● **Assigned task**
Type out the entries below again, character for character.

BEGIN Exercise inputs

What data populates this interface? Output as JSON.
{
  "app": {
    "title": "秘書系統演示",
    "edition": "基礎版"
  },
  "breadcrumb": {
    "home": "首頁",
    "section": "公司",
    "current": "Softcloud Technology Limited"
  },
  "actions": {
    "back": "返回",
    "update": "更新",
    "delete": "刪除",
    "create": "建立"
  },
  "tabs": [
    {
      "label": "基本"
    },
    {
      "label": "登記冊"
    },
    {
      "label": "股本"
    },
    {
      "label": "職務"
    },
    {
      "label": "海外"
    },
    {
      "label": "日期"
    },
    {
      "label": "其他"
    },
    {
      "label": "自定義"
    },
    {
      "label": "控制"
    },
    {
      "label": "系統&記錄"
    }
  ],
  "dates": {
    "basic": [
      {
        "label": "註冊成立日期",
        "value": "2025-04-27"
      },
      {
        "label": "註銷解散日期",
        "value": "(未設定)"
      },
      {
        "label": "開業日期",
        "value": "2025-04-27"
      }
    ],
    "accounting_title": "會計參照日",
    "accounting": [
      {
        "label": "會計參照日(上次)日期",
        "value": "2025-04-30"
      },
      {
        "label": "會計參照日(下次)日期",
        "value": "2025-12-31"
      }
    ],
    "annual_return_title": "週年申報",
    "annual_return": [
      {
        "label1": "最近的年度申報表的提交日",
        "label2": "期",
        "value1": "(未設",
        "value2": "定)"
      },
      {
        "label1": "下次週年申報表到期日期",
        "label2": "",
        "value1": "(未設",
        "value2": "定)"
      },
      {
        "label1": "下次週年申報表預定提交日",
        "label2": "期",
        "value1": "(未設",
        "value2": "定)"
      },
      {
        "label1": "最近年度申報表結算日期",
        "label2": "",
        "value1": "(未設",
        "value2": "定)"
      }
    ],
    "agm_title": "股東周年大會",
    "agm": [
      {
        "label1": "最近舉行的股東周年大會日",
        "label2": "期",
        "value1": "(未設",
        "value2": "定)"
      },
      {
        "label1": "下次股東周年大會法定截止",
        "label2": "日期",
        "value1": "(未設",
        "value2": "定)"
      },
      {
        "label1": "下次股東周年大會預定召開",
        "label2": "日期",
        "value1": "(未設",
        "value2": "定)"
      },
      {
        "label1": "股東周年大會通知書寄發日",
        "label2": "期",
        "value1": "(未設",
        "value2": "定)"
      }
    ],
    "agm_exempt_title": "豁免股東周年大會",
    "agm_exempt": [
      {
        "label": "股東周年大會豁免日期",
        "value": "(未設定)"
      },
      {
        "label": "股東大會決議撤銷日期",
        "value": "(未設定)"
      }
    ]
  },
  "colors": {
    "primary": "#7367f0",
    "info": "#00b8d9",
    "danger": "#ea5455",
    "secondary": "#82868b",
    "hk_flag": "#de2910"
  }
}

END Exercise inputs

● **Solution to the exercise**
What data populates this interface? Output as JSON.
{
  "app": {
    "title": "秘書系統演示",
    "edition": "基礎版"
  },
  "breadcrumb": {
    "home": "首頁",
    "section": "公司",
    "current": "Softcloud Technology Limited"
  },
  "actions": {
    "back": "返回",
    "update": "更新",
    "delete": "刪除",
    "create": "建立"
  },
  "tabs": [
    {
      "label": "基本"
    },
    {
      "label": "登記冊"
    },
    {
      "label": "股本"
    },
    {
      "label": "職務"
    },
    {
      "label": "海外"
    },
    {
      "label": "日期"
    },
    {
      "label": "其他"
    },
    {
      "label": "自定義"
    },
    {
      "label": "控制"
    },
    {
      "label": "系統&記錄"
    }
  ],
  "dates": {
    "basic": [
      {
        "label": "註冊成立日期",
        "value": "2025-04-27"
      },
      {
        "label": "註銷解散日期",
        "value": "(未設定)"
      },
      {
        "label": "開業日期",
        "value": "2025-04-27"
      }
    ],
    "accounting_title": "會計參照日",
    "accounting": [
      {
        "label": "會計參照日(上次)日期",
        "value": "2025-04-30"
      },
      {
        "label": "會計參照日(下次)日期",
        "value": "2025-12-31"
      }
    ],
    "annual_return_title": "週年申報",
    "annual_return": [
      {
        "label1": "最近的年度申報表的提交日",
        "label2": "期",
        "value1": "(未設",
        "value2": "定)"
      },
      {
        "label1": "下次週年申報表到期日期",
        "label2": "",
        "value1": "(未設",
        "value2": "定)"
      },
      {
        "label1": "下次週年申報表預定提交日",
        "label2": "期",
        "value1": "(未設",
        "value2": "定)"
      },
      {
        "label1": "最近年度申報表結算日期",
        "label2": "",
        "value1": "(未設",
        "value2": "定)"
      }
    ],
    "agm_title": "股東周年大會",
    "agm": [
      {
        "label1": "最近舉行的股東周年大會日",
        "label2": "期",
        "value1": "(未設",
        "value2": "定)"
      },
      {
        "label1": "下次股東周年大會法定截止",
        "label2": "日期",
        "value1": "(未設",
        "value2": "定)"
      },
      {
        "label1": "下次股東周年大會預定召開",
        "label2": "日期",
        "value1": "(未設",
        "value2": "定)"
      },
      {
        "label1": "股東周年大會通知書寄發日",
        "label2": "期",
        "value1": "(未設",
        "value2": "定)"
      }
    ],
    "agm_exempt_title": "豁免股東周年大會",
    "agm_exempt": [
      {
        "label": "股東周年大會豁免日期",
        "value": "(未設定)"
      },
      {
        "label": "股東大會決議撤銷日期",
        "value": "(未設定)"
      }
    ]
  },
  "colors": {
    "primary": "#7367f0",
    "info": "#00b8d9",
    "danger": "#ea5455",
    "secondary": "#82868b",
    "hk_flag": "#de2910"
  }
}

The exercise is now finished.